How to create and structure content

I have been creating and advising on online content for over forty years, first in writing files to drive daisy-wheel printers (the link is provided for our younger readers, who may marvel at what seems Jurassic technology), then in wordprocessing software, and now in applications such as WordPress. I was appalled to hear a “professional” trainer say to a class of “secretaries” of an early wordprocessor, “Don’t worry, dears, it’s just like using a typewriter”. We have been blighted by that lazy and unprofessional attitude ever since.

The first and most important principle in creating online content — here, we are looking at WordPress, but it applies throughout wordprocessing and other applications — is to forget about trying to engineer a look, and concentrate on the purpose of a piece of content. Oh yes, it’s easy to create a heading by changing the font size, boldfacing the text, and so on, but that does not make it a heading, it just looks a bit like one — like a cheap wig rather than a hairstyle.

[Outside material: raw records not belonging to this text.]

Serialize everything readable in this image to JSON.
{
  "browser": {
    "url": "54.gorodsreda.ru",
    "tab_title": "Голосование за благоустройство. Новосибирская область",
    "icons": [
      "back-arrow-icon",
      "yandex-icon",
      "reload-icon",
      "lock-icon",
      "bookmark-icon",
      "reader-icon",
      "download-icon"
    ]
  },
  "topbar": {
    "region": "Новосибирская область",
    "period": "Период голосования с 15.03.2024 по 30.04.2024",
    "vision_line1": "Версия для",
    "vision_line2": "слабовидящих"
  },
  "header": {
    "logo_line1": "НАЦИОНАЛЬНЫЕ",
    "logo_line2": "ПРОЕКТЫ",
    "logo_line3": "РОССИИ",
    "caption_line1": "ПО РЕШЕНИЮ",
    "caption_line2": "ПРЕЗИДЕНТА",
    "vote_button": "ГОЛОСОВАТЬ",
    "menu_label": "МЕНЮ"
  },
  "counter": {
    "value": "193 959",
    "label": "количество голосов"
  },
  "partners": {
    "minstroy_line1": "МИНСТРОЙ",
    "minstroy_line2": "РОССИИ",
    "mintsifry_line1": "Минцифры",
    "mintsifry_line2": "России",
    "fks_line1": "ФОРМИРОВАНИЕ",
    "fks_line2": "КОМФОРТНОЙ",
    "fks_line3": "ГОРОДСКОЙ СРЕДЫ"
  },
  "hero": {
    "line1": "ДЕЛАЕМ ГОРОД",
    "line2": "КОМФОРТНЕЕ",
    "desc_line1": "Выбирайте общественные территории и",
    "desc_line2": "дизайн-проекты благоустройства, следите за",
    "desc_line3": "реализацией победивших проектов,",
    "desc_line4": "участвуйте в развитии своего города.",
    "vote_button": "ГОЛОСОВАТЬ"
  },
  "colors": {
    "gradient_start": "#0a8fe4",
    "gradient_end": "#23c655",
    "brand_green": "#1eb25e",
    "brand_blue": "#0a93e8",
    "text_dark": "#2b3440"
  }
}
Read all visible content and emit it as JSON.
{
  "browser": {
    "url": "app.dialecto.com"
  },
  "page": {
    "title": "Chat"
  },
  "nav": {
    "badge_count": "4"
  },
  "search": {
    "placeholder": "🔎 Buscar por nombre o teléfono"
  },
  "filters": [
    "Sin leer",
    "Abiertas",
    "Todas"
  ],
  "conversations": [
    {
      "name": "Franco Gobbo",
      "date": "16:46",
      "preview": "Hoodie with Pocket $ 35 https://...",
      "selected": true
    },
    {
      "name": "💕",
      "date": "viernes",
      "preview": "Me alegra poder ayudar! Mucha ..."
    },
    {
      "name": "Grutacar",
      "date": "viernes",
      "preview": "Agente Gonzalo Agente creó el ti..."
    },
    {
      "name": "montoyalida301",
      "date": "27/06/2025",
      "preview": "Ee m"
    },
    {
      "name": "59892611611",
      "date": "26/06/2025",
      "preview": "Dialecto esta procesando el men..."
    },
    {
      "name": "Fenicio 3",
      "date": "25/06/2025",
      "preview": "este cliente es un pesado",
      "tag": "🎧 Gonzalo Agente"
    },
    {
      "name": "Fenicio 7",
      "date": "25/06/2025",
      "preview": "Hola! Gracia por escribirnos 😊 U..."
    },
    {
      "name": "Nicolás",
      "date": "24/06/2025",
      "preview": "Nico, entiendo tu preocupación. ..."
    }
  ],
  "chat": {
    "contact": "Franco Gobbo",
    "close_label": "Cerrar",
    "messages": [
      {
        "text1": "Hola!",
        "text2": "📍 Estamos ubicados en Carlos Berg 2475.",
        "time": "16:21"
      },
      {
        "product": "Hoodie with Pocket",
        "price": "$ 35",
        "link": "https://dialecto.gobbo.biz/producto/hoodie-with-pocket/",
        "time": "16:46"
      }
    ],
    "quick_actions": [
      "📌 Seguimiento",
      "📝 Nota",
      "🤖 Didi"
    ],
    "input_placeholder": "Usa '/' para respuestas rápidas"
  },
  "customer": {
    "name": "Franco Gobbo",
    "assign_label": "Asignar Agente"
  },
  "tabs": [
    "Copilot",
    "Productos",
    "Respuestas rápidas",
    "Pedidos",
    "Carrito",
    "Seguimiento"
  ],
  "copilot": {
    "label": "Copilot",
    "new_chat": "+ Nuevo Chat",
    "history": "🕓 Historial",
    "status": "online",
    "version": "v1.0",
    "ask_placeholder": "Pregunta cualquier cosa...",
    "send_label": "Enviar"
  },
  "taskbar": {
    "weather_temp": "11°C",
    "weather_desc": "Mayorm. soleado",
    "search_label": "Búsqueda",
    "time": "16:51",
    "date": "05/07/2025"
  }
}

There are block styles for headings (at different hierarchical levels), quotations, pull-quotes, poetry and so on, and that’s just for text. There are block styles for images, lists, media-with-text (as we use for our path listings), and so many more. At the next layer down, we create consistent content using re-usable blocks, as we must do to avoid serving chaos to the customer.

We must apply self-discipline to structure our content properly — by the why rather than by the how, if you like. Our own convenience has to stand a long way behind ease of use by the public. Indeed, the self-discipline extends to making it logical and smooth for each other. The logical (and described) hierarchy of our pages. The naming of re-usable blocks to create shadow hierarchies where WordPress does not provide for a proper hierarchical structure (this may be one of the most important acts of within-team self-discipline).

Just keep asking yourself the purpose of content, and the structure will look after the look. If you want to see failure of this in action, just go to the Scottish Citylink page.